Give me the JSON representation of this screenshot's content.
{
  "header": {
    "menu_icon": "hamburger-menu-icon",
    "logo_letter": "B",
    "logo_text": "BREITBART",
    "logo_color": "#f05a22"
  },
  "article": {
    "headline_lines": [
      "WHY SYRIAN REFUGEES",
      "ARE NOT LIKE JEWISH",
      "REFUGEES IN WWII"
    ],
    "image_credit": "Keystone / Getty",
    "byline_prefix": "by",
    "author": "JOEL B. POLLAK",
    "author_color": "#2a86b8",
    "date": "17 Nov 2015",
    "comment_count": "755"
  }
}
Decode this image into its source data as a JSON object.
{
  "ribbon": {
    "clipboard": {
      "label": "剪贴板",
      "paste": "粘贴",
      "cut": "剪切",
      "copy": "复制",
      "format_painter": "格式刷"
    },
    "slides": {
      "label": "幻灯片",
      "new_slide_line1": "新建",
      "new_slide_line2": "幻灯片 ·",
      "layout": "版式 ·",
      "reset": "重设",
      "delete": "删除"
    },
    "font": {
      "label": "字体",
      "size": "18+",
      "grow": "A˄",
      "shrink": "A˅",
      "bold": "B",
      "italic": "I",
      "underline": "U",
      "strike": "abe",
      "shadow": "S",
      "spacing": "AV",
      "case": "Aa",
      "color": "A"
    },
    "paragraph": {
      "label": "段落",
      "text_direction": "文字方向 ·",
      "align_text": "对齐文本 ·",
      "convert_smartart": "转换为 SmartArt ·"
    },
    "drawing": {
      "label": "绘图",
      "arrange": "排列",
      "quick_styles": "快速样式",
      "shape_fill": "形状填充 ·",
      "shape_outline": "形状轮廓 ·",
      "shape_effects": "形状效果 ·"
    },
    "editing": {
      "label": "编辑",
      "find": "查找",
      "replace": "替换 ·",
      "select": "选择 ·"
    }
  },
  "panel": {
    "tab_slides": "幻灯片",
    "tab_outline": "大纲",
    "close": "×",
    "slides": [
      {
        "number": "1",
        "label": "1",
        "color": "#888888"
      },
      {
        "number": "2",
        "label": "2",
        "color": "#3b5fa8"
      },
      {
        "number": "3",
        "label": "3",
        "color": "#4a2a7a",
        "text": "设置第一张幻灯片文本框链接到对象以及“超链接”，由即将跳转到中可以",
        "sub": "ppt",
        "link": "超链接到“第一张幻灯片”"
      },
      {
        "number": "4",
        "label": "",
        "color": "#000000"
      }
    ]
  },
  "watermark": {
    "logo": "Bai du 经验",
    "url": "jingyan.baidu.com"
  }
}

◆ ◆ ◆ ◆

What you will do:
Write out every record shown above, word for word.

Output for this exercise:
Give me the JSON representation of this screenshot's content.
{
  "header": {
    "menu_icon": "hamburger-menu-icon",
    "logo_letter": "B",
    "logo_text": "BREITBART",
    "logo_color": "#f05a22"
  },
  "article": {
    "headline_lines": [
      "WHY SYRIAN REFUGEES",
      "ARE NOT LIKE JEWISH",
      "REFUGEES IN WWII"
    ],
    "image_credit": "Keystone / Getty",
    "byline_prefix": "by",
    "author": "JOEL B. POLLAK",
    "author_color": "#2a86b8",
    "date": "17 Nov 2015",
    "comment_count": "755"
  }
}
Decode this image into its source data as a JSON object.
{
  "ribbon": {
    "clipboard": {
      "label": "剪贴板",
      "paste": "粘贴",
      "cut": "剪切",
      "copy": "复制",
      "format_painter": "格式刷"
    },
    "slides": {
      "label": "幻灯片",
      "new_slide_line1": "新建",
      "new_slide_line2": "幻灯片 ·",
      "layout": "版式 ·",
      "reset": "重设",
      "delete": "删除"
    },
    "font": {
      "label": "字体",
      "size": "18+",
      "grow": "A˄",
      "shrink": "A˅",
      "bold": "B",
      "italic": "I",
      "underline": "U",
      "strike": "abe",
      "shadow": "S",
      "spacing": "AV",
      "case": "Aa",
      "color": "A"
    },
    "paragraph": {
      "label": "段落",
      "text_direction": "文字方向 ·",
      "align_text": "对齐文本 ·",
      "convert_smartart": "转换为 SmartArt ·"
    },
    "drawing": {
      "label": "绘图",
      "arrange": "排列",
      "quick_styles": "快速样式",
      "shape_fill": "形状填充 ·",
      "shape_outline": "形状轮廓 ·",
      "shape_effects": "形状效果 ·"
    },
    "editing": {
      "label": "编辑",
      "find": "查找",
      "replace": "替换 ·",
      "select": "选择 ·"
    }
  },
  "panel": {
    "tab_slides": "幻灯片",
    "tab_outline": "大纲",
    "close": "×",
    "slides": [
      {
        "number": "1",
        "label": "1",
        "color": "#888888"
      },
      {
        "number": "2",
        "label": "2",
        "color": "#3b5fa8"
      },
      {
        "number": "3",
        "label": "3",
        "color": "#4a2a7a",
        "text": "设置第一张幻灯片文本框链接到对象以及“超链接”，由即将跳转到中可以",
        "sub": "ppt",
        "link": "超链接到“第一张幻灯片”"
      },
      {
        "number": "4",
        "label": "",
        "color": "#000000"
      }
    ]
  },
  "watermark": {
    "logo": "Bai du 经验",
    "url": "jingyan.baidu.com"
  }
}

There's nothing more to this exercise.